The doctor may also prescribe you stronger dosage to end an acute attack along with low regular doses to prevent attacks in the future.
However, it is important to know that NSAIDs warrant stomach pain, ulcers, and bleeding.
Colchicine: Sometimes doctors also suggest pain relievers like colchicines. This medicine can effectively reduce gout pain. However, the intolerable side-effects sometimes prevent people from using it. Side-effects include vomiting, nausea, and diarrhea. As soon as an acute case of a gout attack is resolved, the doctor may suggest you light daily dose of colchicines to thwart future attacks.
Corticosteroids: Corticosteroids like prednisone help to control gout pain and swelling. They can either be taken in pill form or can be injected as well into your joint. This drug is reserved for people who neither can take colchicines or NSAIDs. Side effects of this drug include increased levels of blood sugar, mood changes, and elevated blood pressure.
Prevention of Gout Complications with Medications
If you are frequently suffering from gout attacks or the gout attack is less painful, your physician may suggest you certain medications to reduce gout-related complications. These are:
- Medications that block uric acid production: Drugs like xanthine oxidase inhibitors, allopurinol, and febuxostat control the amount of uric acid your body produces. Thus, by using this medicine, you can lower the uric acid production which in turn reduces the risk of gout attack. These drugs have specific side-effects. Allopurinol may cause low blood counts and rashes. Reduced liver function, nausea, and rash are some of the side effects of febuxostat.
- Medicine to improve removal of uric acid: Probenecid helps to improve the kidneys’ capability to remove uric acid from your system. Though this would lower the level of uric acid and reduce the risk of gout flare up this would increase uric acid levels in your urine. Side effects of this medicine include kidney stones, stomach, and a rash.
Home Remedies and Lifestyle
Though medications are the most effective and proven way to treat gout but making specific lifestyle changes and using some home remedies can also help in gout pain relief. Lifestyle changes include:
- Limiting the intake of alcoholic beverages along with drinks sweetened with fructose or fruit sugar.
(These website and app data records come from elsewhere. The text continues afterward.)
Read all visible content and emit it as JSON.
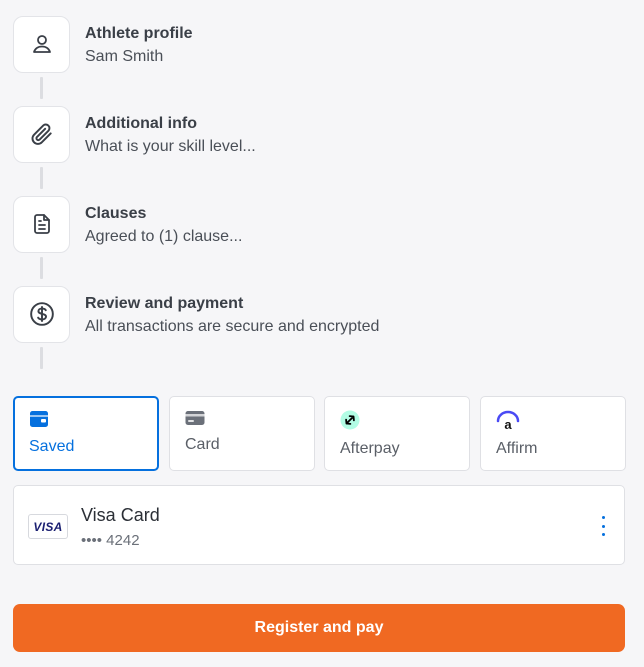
{
  "steps": [
    {
      "title": "Athlete profile",
      "subtitle": "Sam Smith",
      "icon": "user-icon"
    },
    {
      "title": "Additional info",
      "subtitle": "What is your skill level...",
      "icon": "paperclip-icon"
    },
    {
      "title": "Clauses",
      "subtitle": "Agreed to (1) clause...",
      "icon": "document-icon"
    },
    {
      "title": "Review and payment",
      "subtitle": "All transactions are secure and encrypted",
      "icon": "dollar-circle-icon"
    }
  ],
  "payment_methods": [
    {
      "label": "Saved",
      "icon": "wallet-icon",
      "selected": true
    },
    {
      "label": "Card",
      "icon": "card-icon",
      "selected": false
    },
    {
      "label": "Afterpay",
      "icon": "afterpay-icon",
      "selected": false
    },
    {
      "label": "Affirm",
      "icon": "affirm-icon",
      "selected": false
    }
  ],
  "saved_card": {
    "brand_logo": "VISA",
    "name": "Visa Card",
    "number": "•••• 4242"
  },
  "submit": {
    "label": "Register and pay"
  },
  "colors": {
    "accent": "#0570de",
    "button": "#f06922",
    "background": "#f6f6f8",
    "afterpay_mint": "#b2fce4"
  }
}
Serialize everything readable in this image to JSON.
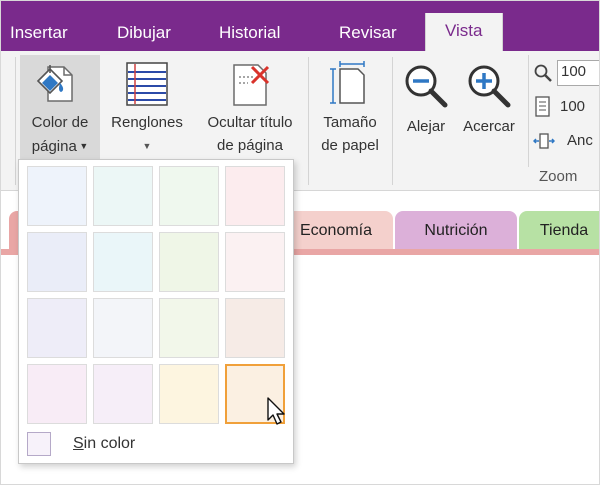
{
  "ribbon_tabs": [
    {
      "label": "Insertar"
    },
    {
      "label": "Dibujar"
    },
    {
      "label": "Historial"
    },
    {
      "label": "Revisar"
    },
    {
      "label": "Vista",
      "active": true
    }
  ],
  "ribbon": {
    "page_color": {
      "line1": "Color de",
      "line2": "página",
      "icon": "paint-bucket-page-icon"
    },
    "rule_lines": {
      "label": "Renglones",
      "icon": "ruled-lines-icon"
    },
    "hide_title": {
      "line1": "Ocultar título",
      "line2": "de página",
      "icon": "hide-title-icon"
    },
    "paper_size": {
      "line1": "Tamaño",
      "line2": "de papel",
      "icon": "paper-size-icon"
    },
    "zoom_out": {
      "label": "Alejar",
      "icon": "zoom-out-icon"
    },
    "zoom_in": {
      "label": "Acercar",
      "icon": "zoom-in-icon"
    },
    "zoom_value": "100",
    "page_width_value": "100",
    "page_width_label": "Anc",
    "zoom_group_label": "Zoom"
  },
  "section_tabs": [
    {
      "label": "Economía",
      "color": "#f4d0cc"
    },
    {
      "label": "Nutrición",
      "color": "#dcb0d9"
    },
    {
      "label": "Tienda",
      "color": "#b7e1a4"
    }
  ],
  "page_color_dropdown": {
    "swatches": [
      [
        "#eef3fb",
        "#ecf7f6",
        "#eff8ee",
        "#fcecee"
      ],
      [
        "#eaedf8",
        "#eaf6f9",
        "#eff6e7",
        "#fbf1f2"
      ],
      [
        "#eeedf8",
        "#f3f5f9",
        "#f2f7ea",
        "#f6ebe6"
      ],
      [
        "#f8ecf6",
        "#f6eef8",
        "#fdf5e0",
        "#fbf0e2"
      ]
    ],
    "selected": [
      3,
      3
    ],
    "no_color_label_first": "S",
    "no_color_label_rest": "in color"
  }
}
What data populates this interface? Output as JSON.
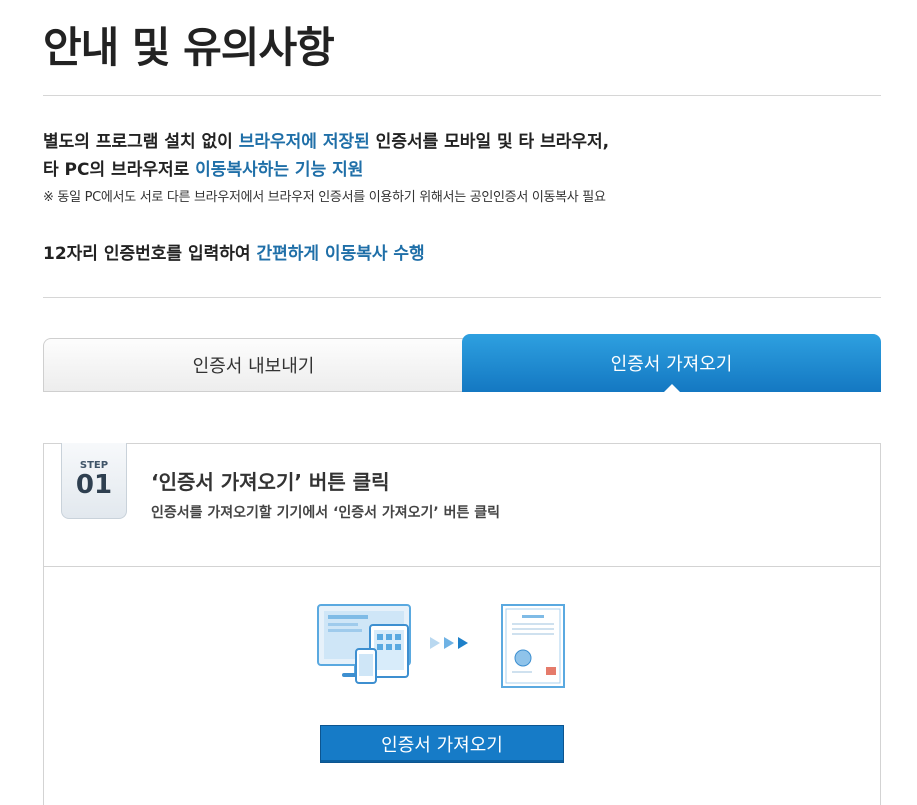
{
  "header": {
    "title": "안내 및 유의사항"
  },
  "intro": {
    "line1_a": "별도의 프로그램 설치 없이 ",
    "line1_b": "브라우저에 저장된",
    "line1_c": " 인증서를 모바일 및 타 브라우저,",
    "line2_a": "타 PC의 브라우저로 ",
    "line2_b": "이동복사하는 기능 지원",
    "note": "※ 동일 PC에서도 서로 다른 브라우저에서 브라우저 인증서를 이용하기 위해서는 공인인증서 이동복사 필요",
    "line3_a": "12자리 인증번호를 입력하여 ",
    "line3_b": "간편하게 이동복사 수행"
  },
  "tabs": [
    {
      "label": "인증서 내보내기",
      "active": false
    },
    {
      "label": "인증서 가져오기",
      "active": true
    }
  ],
  "step": {
    "label": "STEP",
    "number": "01",
    "title": "‘인증서 가져오기’ 버튼 클릭",
    "desc": "인증서를 가져오기할 기기에서 ‘인증서 가져오기’ 버튼 클릭"
  },
  "action_button": {
    "label": "인증서 가져오기"
  },
  "colors": {
    "accent": "#1478c2",
    "highlight_text": "#1f6fa8"
  },
  "icons": [
    "devices-icon",
    "arrow-right-icon",
    "certificate-icon"
  ]
}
It is suggested to drink a lot of non-alcoholic drinks especially water.
- Limit intake of foods containing a high amount of purines like organ meat, red meat, and seafood.
- Exercise regularly and lose some weight if you are on the heavier side. Maintaining a healthy body weight reduces the risk of having gout to a great extent.
If you do not find any relief even after going through several of the above-mentioned treatment procedures, you may opt for alternative treatment as well. However, it is always suggested to take the advice of your doctor before opting for any kind of different treatment plan. Check with him about the various benefits and risks associated with the alternative treatment course. You must also know whether it would interfere with your present gout medicines. Since there is not much research available on alternative treatments; there is not much information on their side effects as well.
Certain food items have been known to prove beneficial to lessen the uric acid levels. These are:
Coffee: Studies show the relation between consumption of both regular as well as decaffeinated coffee and lower uric acid levels. However, there is no demonstration to back this theory that coffee has such effect. The available evidence is not enough to ask non-coffee drinkers to start with it if they have gout. The researchers, on the other hand, can take a cue from this and find out whether coffee can really be used as medicine to treat gout in the future.
Vitamin C: Vitamin C supplements can reduce uric acid levels in the blood. However, there is no actual study to prove the same. Ask your doctor how much vitamin c supplement you can consume without having to face any adverse side effects.
Cherries: Cherries can really lower the levels of uric acid and reduce the number of gout attacks in a person. Eating fresh cherries or drinking juice may give you a good support to treat gout. However, always ask your doctor about the amount you can take without the risk of any side effects.
Other options like deep-breathing exercises, relaxation techniques, homeopathic medicines can also be considered as effective gout treatment.